Step 2: Enter the information from form 5695 in the Tax and Credits section of form 1040. For the 2008 form, the credit amount is entered on line 53.
Step 3: The taxpayer must keep the invoice for his or her files but does not need to submit it with the tax return. The amount for the qualifying improvement or equipment on this invoice would be used in form 5695. Klein says that remodelers should provide homeowners with a detailed invoice that includes serial and model numbers for the equipment or products.
If the work is part of a larger remodel, the remodeler will have to provide a separate section on the statement that covers the tax-qualified items, or can even create a separate invoice. According to the Energy Star website, the cost can include sales tax and, since the price of a credit is defined as what a homeowner pays for it, most tax preparers assume that a subcontractor’s markup can be included in the price. However, the IRS has not yet provided clarification on a remodeler’s markup of a subcontractor invoice.
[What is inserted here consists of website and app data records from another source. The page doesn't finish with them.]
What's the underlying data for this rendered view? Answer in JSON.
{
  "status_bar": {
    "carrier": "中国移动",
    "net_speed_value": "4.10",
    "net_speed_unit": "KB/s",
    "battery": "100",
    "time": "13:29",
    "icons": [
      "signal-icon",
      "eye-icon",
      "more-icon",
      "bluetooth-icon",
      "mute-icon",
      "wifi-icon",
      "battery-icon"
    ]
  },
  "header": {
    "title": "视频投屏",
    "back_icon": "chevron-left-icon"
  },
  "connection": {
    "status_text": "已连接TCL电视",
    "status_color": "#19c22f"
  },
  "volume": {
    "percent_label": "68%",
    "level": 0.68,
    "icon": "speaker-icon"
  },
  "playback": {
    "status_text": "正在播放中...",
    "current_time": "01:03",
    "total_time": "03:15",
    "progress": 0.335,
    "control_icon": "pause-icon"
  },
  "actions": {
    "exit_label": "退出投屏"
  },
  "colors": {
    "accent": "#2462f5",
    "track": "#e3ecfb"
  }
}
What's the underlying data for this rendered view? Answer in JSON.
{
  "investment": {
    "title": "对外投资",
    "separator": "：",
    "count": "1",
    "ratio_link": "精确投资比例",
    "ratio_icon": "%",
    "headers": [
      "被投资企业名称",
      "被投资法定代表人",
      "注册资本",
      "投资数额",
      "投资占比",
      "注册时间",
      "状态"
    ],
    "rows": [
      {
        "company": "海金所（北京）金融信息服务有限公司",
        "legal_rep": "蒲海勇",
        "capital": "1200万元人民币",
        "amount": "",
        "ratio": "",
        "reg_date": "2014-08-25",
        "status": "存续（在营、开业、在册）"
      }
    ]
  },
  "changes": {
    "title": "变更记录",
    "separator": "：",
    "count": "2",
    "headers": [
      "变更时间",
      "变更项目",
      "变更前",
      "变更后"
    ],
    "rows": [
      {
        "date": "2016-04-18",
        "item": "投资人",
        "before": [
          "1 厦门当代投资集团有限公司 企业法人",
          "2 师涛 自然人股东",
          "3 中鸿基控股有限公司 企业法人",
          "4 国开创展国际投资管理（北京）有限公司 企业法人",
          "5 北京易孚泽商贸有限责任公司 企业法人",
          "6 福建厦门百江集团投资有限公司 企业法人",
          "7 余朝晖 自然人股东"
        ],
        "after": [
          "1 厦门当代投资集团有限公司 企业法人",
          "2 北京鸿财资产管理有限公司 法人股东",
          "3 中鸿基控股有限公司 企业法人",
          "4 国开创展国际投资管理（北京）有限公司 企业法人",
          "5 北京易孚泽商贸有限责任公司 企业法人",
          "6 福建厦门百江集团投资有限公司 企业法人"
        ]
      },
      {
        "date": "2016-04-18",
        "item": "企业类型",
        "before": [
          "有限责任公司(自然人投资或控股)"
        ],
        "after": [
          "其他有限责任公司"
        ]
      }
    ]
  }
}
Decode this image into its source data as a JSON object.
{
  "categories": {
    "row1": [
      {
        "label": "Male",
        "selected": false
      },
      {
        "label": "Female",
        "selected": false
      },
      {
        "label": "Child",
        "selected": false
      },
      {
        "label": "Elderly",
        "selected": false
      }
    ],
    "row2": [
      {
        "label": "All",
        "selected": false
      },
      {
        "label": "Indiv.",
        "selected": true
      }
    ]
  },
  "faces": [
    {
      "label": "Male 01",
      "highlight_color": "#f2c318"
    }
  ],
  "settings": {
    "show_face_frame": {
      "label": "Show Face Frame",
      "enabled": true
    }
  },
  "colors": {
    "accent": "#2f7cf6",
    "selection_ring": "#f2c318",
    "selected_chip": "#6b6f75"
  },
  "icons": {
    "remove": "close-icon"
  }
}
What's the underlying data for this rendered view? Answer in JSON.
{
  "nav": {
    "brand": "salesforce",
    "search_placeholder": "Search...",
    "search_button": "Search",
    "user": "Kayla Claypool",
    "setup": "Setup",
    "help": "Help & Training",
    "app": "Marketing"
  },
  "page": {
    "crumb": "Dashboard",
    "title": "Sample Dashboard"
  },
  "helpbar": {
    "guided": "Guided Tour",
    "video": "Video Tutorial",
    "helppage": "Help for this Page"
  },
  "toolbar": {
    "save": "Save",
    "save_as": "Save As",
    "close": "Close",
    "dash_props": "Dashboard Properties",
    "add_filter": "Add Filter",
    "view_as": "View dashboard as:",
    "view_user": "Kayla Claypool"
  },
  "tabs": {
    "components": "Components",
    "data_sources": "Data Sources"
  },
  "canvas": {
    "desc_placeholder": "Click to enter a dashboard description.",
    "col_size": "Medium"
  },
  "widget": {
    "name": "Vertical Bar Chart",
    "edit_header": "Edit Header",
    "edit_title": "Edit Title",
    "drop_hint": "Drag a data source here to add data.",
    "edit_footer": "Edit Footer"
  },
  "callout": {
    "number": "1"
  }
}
Step 4: The taxpayer must keep the manufacturer’s certification for his or her files but does not need to submit it with the tax return. A manufacturer’s certification is a signed statement from the manufacturer stating that the product or component qualifies for the tax credit.
Though the IRS has not yet released guidelines on what information must be included in the certification, it recently announced that homeowners claiming the credit can temporarily rely on existing manufacturer certifications or appropriate Energy Star labels in purchasing qualifying equipment before June 1, 2009, until updated certification guidelines are issued later this year.
Until then, most manufacturers are using previous tax credit guidelines to create certifications. Many manufacturers offer online downloads of the certification. Subcontractors may also provide certifications. —Nina Patel, senior editor, REMODELING.
Every taxpayer’s situation is different. To be safe, installers and remodelers should always tell clients — and include in writing — a disclaimer about the credits, and should never tell taxpayers that they will definitely be able to claim the credit. Homeowners may purchase and install many different energy-efficient improvements over the two-year span that covers the credit (for nonrenewable systems and equipment), making it easy to lose sight of the $1,500 maximum limit on credits. For example, they may claim $1,500 for windows in 2009, then install a furnace in 2010; but because they used the full $1,500 in 2009, they cannot file for a credit in 2010 for the furnace.
Mark Brenner, of accounting firm Aronson & Co., recommends that contractors provide the invoice and manufacturer’s certification, and say only that “this equipment qualifies for the credit.” They should tell homeowners to check with a tax preparer about claiming the credit. —Nina Patel